In their seven matchups, both Rivers and Brady have had their ups and downs. Brady has come out far ahead in the wins column, obviously, and for the most part has gotten the better of his counterpart on the stat sheet as well. Brady’s thrown for 2,000 yards in those seven tilts, with 14 touchdowns and eight picks, while Rivers has thrown for 1,735 yards, seven touchdowns and 10 interceptions. Narrow that to just the two postseason matchups, though, and neither passer comes out looking rosy. In those two games, Brady’s thrown for 489 yards, averaged 5.82 yards per attempt, connected on just four touchdowns and six interceptions, and registered a 61.1 passer rating. Rivers, meanwhile, has thrown for 441 yards, no touchdowns, and three picks while averaging 6.39 yards per attempt and a 50.5 rating (one of those games was on a torn ACL).
Of course, there are few common variables from the Rivers-Brady matchups throughout the past 13 years. Bill Belichick is one—the Patriots have had just one head coach going back to the first meeting in 2006, while the Chargers have cycled through four. And throughout the seasons, offensive skill players, offensive linemen, defenses, coordinators, coaches, and schemes have all come and gone, so it’s difficult to draw many hard-and-fast conclusions from games that happened more than a decade ago.
But this Sunday’s matchup will give Rivers a chance to extract some long-awaited revenge. With Keenan Allen, Mike Williams, Tyrell Williams, Gates, Gordon, Ekeler, and the recently activated Hunter Henry at his side, Rivers is directing one of the most talented offenses this Chargers franchise has ever fielded. Brady can’t come close to saying the same thing.
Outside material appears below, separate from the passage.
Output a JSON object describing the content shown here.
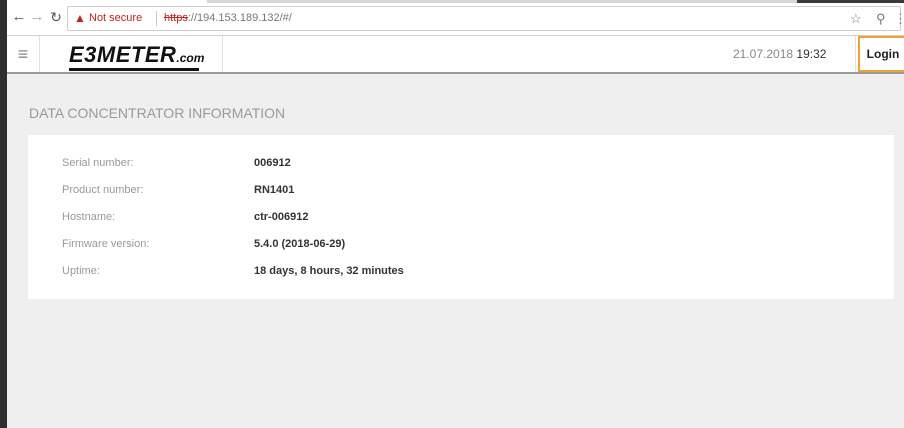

Matched up with a Patriots team that seems more vulnerable than it has in years, the Chargers look poised to give New England a tough fight. If the history between these two quarterbacks tells us anything, though, it’s that Sunday’s game is going to be close, and a handful of pivotal plays are going to turn the tide for the winning squad. Don’t be surprised when this game comes down to a clock-salting drive to seal the game, one last-ditch heave into the end zone on the final play, or—since we’re talking about the Chargers here—a game-deciding kick. Against Brady and the Patriots, who’ve proved to be masters of situational football time and time again over the past decade-plus, Rivers and Co. are going to have to buck what’s happened in most of the past seven matchups and be damn near perfect down the stretch.